A familiar comment today runs like this: “X was done with the best of intentions, but unfortunately the consequences were otherwise.”

Bad consequences, then, are excused because of the good intentions.

The comment is heard especially in politics, such as, “The proposal was well-intended, as were the regulations and laws, but the policy did not help the poor, did not increase the nation’s wealth, or reduce crime,” etc.

Were the politicians well-intended, even when they failed to acknowledge a connection between their policies and the bad consequences? Were the politicians’ supporters and voters well-intended? And what about the theoreticians who wrote the fundamental ideas that influenced the politicians? Were they well-intended?

Good intentions, of course, can be found everywhere. Parents in particular are said to be well-intended when, for example, spanking a toddler by hand because the child would not crawl into the barber chair to have his hair cut. The dad, after all, was just trying to teach his son a lesson. What about the parent who does not give one swat by hand, but uses a belt or hair brush five or ten times? Well-intended?

How do we distinguish good intentions from bad? Answer: it’s not easy and we must be careful before asserting bad intentions.

This issue falls into the category of “how do we judge other people?” And the answer to that question is that it takes time. We must get to know someone well before drawing conclusions about his or her motivations. Which means we should not sign a business partnership agreement after one meeting or hop into bed after one date or get married after a one-month relationship.

The challenge is to get beneath surface appearances and not be swayed by looks, words, or demeanor. Yes, we can pick up clues from all three but that honest look, statements of happiness and independence, and sincere, confident behavior may be an act. Not necessarily a deceitful act at which criminals are expert, but role playing that derives from a subconsciously automatized psychology that may or may not be sincere.

The continuum of psychology is what makes judging others so difficult. The range of bad versus good intentions extends from the criminal personality, who by definition has bad intentions, to the totally trustworthy soulmate. In between is a wide variety of personalities, all of which we might allow the moniker “well-intended,” for a variety of reasons, including ignorance.

Our psychologies greatly influence our intentions. The many defensive habits we develop in childhood and adolescence—defense mechanisms, defense values, out-of-context emotions—can, on the surface, seem ill-intended, but because they are automated and subconscious, we may not be aware of their causes and often their presence.

Ignorance influences our intentions by causing us to talk and act seemingly confidently when in fact what we say and do may lead to bad, unintended consequences.

Politicians and talking heads on cable television might—might—get a pass because of their ignorance of economics, which today is extensive. And a friend who complains about overpopulation in the US but has seldom ventured beyond the metropolitan city limits to observe enormously unoccupied deserts, mountains, plains, and tree-laden forests should also probably be given the benefit of the doubt.

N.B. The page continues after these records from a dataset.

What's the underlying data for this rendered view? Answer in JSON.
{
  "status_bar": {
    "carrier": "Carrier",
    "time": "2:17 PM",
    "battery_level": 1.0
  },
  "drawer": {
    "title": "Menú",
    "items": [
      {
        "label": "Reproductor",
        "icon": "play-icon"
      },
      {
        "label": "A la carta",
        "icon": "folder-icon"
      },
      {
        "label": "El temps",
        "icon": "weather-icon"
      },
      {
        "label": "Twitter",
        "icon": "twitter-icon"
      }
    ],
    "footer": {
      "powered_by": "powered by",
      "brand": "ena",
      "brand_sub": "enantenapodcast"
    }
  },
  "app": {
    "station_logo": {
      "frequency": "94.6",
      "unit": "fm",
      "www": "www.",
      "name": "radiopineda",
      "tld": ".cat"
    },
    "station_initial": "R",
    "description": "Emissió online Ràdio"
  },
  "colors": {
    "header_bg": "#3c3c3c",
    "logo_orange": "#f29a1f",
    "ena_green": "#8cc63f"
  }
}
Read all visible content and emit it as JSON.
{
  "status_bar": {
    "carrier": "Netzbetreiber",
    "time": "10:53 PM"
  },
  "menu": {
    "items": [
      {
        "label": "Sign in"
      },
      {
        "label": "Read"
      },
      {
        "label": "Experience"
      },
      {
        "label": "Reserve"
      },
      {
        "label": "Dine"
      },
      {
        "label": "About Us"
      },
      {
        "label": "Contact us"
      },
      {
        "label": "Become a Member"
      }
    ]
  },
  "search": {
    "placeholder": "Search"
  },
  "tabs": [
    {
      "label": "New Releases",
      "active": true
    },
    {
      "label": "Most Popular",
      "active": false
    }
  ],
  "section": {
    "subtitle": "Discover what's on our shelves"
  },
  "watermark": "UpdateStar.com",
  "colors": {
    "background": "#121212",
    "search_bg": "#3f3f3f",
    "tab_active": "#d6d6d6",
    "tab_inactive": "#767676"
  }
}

Behavior, on the other hand, can be controlled by us. This includes, as I have argued before, the dad who swatted his toddler for not getting into the barber chair. Granted, for thousands of years, tradition has said it is okay to hit children, we know too much today about psychology to excuse the behavior. But as I wrote before, this does not mean we should throw the dad in the slammer; it means we should educate him.

Behavior that initiates the use of physical force against innocents cannot be well-intentioned, because it is criminal. This includes smashing plate glass windows and starting fires on college campuses, and blocking entry to venues to prevent the appearance of speakers. Ordering police to stand down in such instances is also not well-intentioned.

Nor can advocating, encouraging, or praising similar behavior through speech or writing. For example, cavalierly (if stupidly) urging the blowing up of the White House or applauding fist fights and egg-throwing in public as “righteous beatings.”

Now let me return to the politicians and talking heads. “Clacking the uppers” is how one wag has described the ways of politicians, but I would say, applying this to both politicians and the talking heads, that they preach the gospel, whatever that gospel may be, over and over and over ad nauseam, with little variation and even less independence or originality.

Stuck records need to be adjusted and if possible replaced. Are the stuck records well-intentioned? Today, it seems to have become sport to call anyone we disagree with an ill-motivated liar. And refusal to read, or acknowledge the existence of, well-argued opposing viewpoints runs rampant. The refusals are often wrapped in abundant ad hominem, argument from intimidation, and rationalization fallacies.

Grudgingly, I suppose I have to allow that such stuck records may be well-intentioned—because I don’t personally know any politicians or talking heads. Their ideas—socialism, progressivism, and mixed economy traditional “liberalism” and traditional “conservatism”—all contain large doses of initiated coercion. There is just no way for me to know their aims or goals or how sincere they are about them.

What I will not do is give politicians and talking heads the honorific that they speak and act “with the best of intentions.” That is a concession, a compromise of principle, that they do not deserve. They must prove their sincerity through personal contact and friendship.

Reposted from Blogger.